**Aim of the exercise:** In this exercise, return the whole listing exactly, excluding any images.

**Available data:**

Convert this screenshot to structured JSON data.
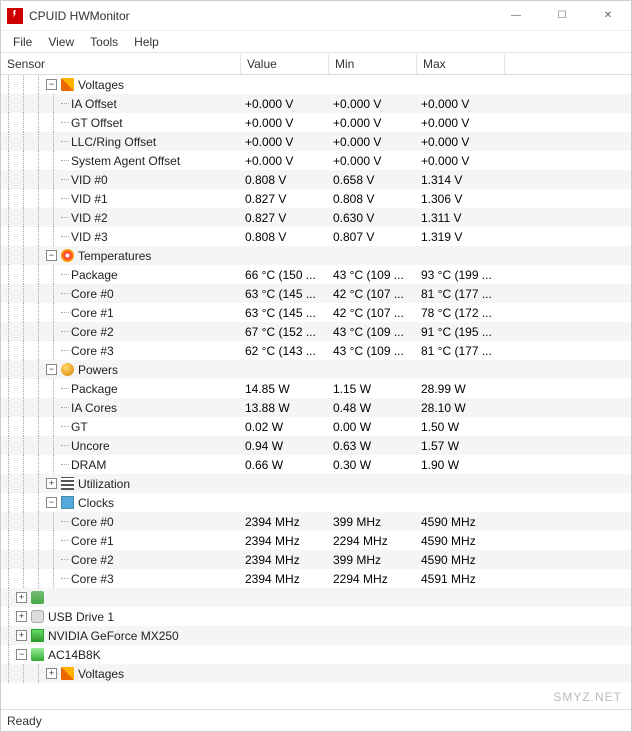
{
  "window": {
    "title": "CPUID HWMonitor",
    "min": "—",
    "max": "☐",
    "close": "✕"
  },
  "menu": {
    "file": "File",
    "view": "View",
    "tools": "Tools",
    "help": "Help"
  },
  "headers": {
    "sensor": "Sensor",
    "value": "Value",
    "min": "Min",
    "max": "Max"
  },
  "groups": {
    "voltages": "Voltages",
    "temperatures": "Temperatures",
    "powers": "Powers",
    "utilization": "Utilization",
    "clocks": "Clocks"
  },
  "voltages": [
    {
      "label": "IA Offset",
      "value": "+0.000 V",
      "min": "+0.000 V",
      "max": "+0.000 V"
    },
    {
      "label": "GT Offset",
      "value": "+0.000 V",
      "min": "+0.000 V",
      "max": "+0.000 V"
    },
    {
      "label": "LLC/Ring Offset",
      "value": "+0.000 V",
      "min": "+0.000 V",
      "max": "+0.000 V"
    },
    {
      "label": "System Agent Offset",
      "value": "+0.000 V",
      "min": "+0.000 V",
      "max": "+0.000 V"
    },
    {
      "label": "VID #0",
      "value": "0.808 V",
      "min": "0.658 V",
      "max": "1.314 V"
    },
    {
      "label": "VID #1",
      "value": "0.827 V",
      "min": "0.808 V",
      "max": "1.306 V"
    },
    {
      "label": "VID #2",
      "value": "0.827 V",
      "min": "0.630 V",
      "max": "1.311 V"
    },
    {
      "label": "VID #3",
      "value": "0.808 V",
      "min": "0.807 V",
      "max": "1.319 V"
    }
  ],
  "temperatures": [
    {
      "label": "Package",
      "value": "66 °C  (150 ...",
      "min": "43 °C  (109 ...",
      "max": "93 °C  (199 ..."
    },
    {
      "label": "Core #0",
      "value": "63 °C  (145 ...",
      "min": "42 °C  (107 ...",
      "max": "81 °C  (177 ..."
    },
    {
      "label": "Core #1",
      "value": "63 °C  (145 ...",
      "min": "42 °C  (107 ...",
      "max": "78 °C  (172 ..."
    },
    {
      "label": "Core #2",
      "value": "67 °C  (152 ...",
      "min": "43 °C  (109 ...",
      "max": "91 °C  (195 ..."
    },
    {
      "label": "Core #3",
      "value": "62 °C  (143 ...",
      "min": "43 °C  (109 ...",
      "max": "81 °C  (177 ..."
    }
  ],
  "powers": [
    {
      "label": "Package",
      "value": "14.85 W",
      "min": "1.15 W",
      "max": "28.99 W"
    },
    {
      "label": "IA Cores",
      "value": "13.88 W",
      "min": "0.48 W",
      "max": "28.10 W"
    },
    {
      "label": "GT",
      "value": "0.02 W",
      "min": "0.00 W",
      "max": "1.50 W"
    },
    {
      "label": "Uncore",
      "value": "0.94 W",
      "min": "0.63 W",
      "max": "1.57 W"
    },
    {
      "label": "DRAM",
      "value": "0.66 W",
      "min": "0.30 W",
      "max": "1.90 W"
    }
  ],
  "clocks": [
    {
      "label": "Core #0",
      "value": "2394 MHz",
      "min": "399 MHz",
      "max": "4590 MHz"
    },
    {
      "label": "Core #1",
      "value": "2394 MHz",
      "min": "2294 MHz",
      "max": "4590 MHz"
    },
    {
      "label": "Core #2",
      "value": "2394 MHz",
      "min": "399 MHz",
      "max": "4590 MHz"
    },
    {
      "label": "Core #3",
      "value": "2394 MHz",
      "min": "2294 MHz",
      "max": "4591 MHz"
    }
  ],
  "devices": {
    "unknown": "",
    "usb": "USB Drive 1",
    "gpu": "NVIDIA GeForce MX250",
    "battery": "AC14B8K"
  },
  "status": "Ready",
  "watermark": "SMYZ.NET",
  "toggle": {
    "plus": "+",
    "minus": "−"
  }
}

**Your response:**
Convert this screenshot to structured JSON data.
{
  "window": {
    "title": "CPUID HWMonitor",
    "min": "—",
    "max": "☐",
    "close": "✕"
  },
  "menu": {
    "file": "File",
    "view": "View",
    "tools": "Tools",
    "help": "Help"
  },
  "headers": {
    "sensor": "Sensor",
    "value": "Value",
    "min": "Min",
    "max": "Max"
  },
  "groups": {
    "voltages": "Voltages",
    "temperatures": "Temperatures",
    "powers": "Powers",
    "utilization": "Utilization",
    "clocks": "Clocks"
  },
  "voltages": [
    {
      "label": "IA Offset",
      "value": "+0.000 V",
      "min": "+0.000 V",
      "max": "+0.000 V"
    },
    {
      "label": "GT Offset",
      "value": "+0.000 V",
      "min": "+0.000 V",
      "max": "+0.000 V"
    },
    {
      "label": "LLC/Ring Offset",
      "value": "+0.000 V",
      "min": "+0.000 V",
      "max": "+0.000 V"
    },
    {
      "label": "System Agent Offset",
      "value": "+0.000 V",
      "min": "+0.000 V",
      "max": "+0.000 V"
    },
    {
      "label": "VID #0",
      "value": "0.808 V",
      "min": "0.658 V",
      "max": "1.314 V"
    },
    {
      "label": "VID #1",
      "value": "0.827 V",
      "min": "0.808 V",
      "max": "1.306 V"
    },
    {
      "label": "VID #2",
      "value": "0.827 V",
      "min": "0.630 V",
      "max": "1.311 V"
    },
    {
      "label": "VID #3",
      "value": "0.808 V",
      "min": "0.807 V",
      "max": "1.319 V"
    }
  ],
  "temperatures": [
    {
      "label": "Package",
      "value": "66 °C  (150 ...",
      "min": "43 °C  (109 ...",
      "max": "93 °C  (199 ..."
    },
    {
      "label": "Core #0",
      "value": "63 °C  (145 ...",
      "min": "42 °C  (107 ...",
      "max": "81 °C  (177 ..."
    },
    {
      "label": "Core #1",
      "value": "63 °C  (145 ...",
      "min": "42 °C  (107 ...",
      "max": "78 °C  (172 ..."
    },
    {
      "label": "Core #2",
      "value": "67 °C  (152 ...",
      "min": "43 °C  (109 ...",
      "max": "91 °C  (195 ..."
    },
    {
      "label": "Core #3",
      "value": "62 °C  (143 ...",
      "min": "43 °C  (109 ...",
      "max": "81 °C  (177 ..."
    }
  ],
  "powers": [
    {
      "label": "Package",
      "value": "14.85 W",
      "min": "1.15 W",
      "max": "28.99 W"
    },
    {
      "label": "IA Cores",
      "value": "13.88 W",
      "min": "0.48 W",
      "max": "28.10 W"
    },
    {
      "label": "GT",
      "value": "0.02 W",
      "min": "0.00 W",
      "max": "1.50 W"
    },
    {
      "label": "Uncore",
      "value": "0.94 W",
      "min": "0.63 W",
      "max": "1.57 W"
    },
    {
      "label": "DRAM",
      "value": "0.66 W",
      "min": "0.30 W",
      "max": "1.90 W"
    }
  ],
  "clocks": [
    {
      "label": "Core #0",
      "value": "2394 MHz",
      "min": "399 MHz",
      "max": "4590 MHz"
    },
    {
      "label": "Core #1",
      "value": "2394 MHz",
      "min": "2294 MHz",
      "max": "4590 MHz"
    },
    {
      "label": "Core #2",
      "value": "2394 MHz",
      "min": "399 MHz",
      "max": "4590 MHz"
    },
    {
      "label": "Core #3",
      "value": "2394 MHz",
      "min": "2294 MHz",
      "max": "4591 MHz"
    }
  ],
  "devices": {
    "unknown": "",
    "usb": "USB Drive 1",
    "gpu": "NVIDIA GeForce MX250",
    "battery": "AC14B8K"
  },
  "status": "Ready",
  "watermark": "SMYZ.NET",
  "toggle": {
    "plus": "+",
    "minus": "−"
  }
}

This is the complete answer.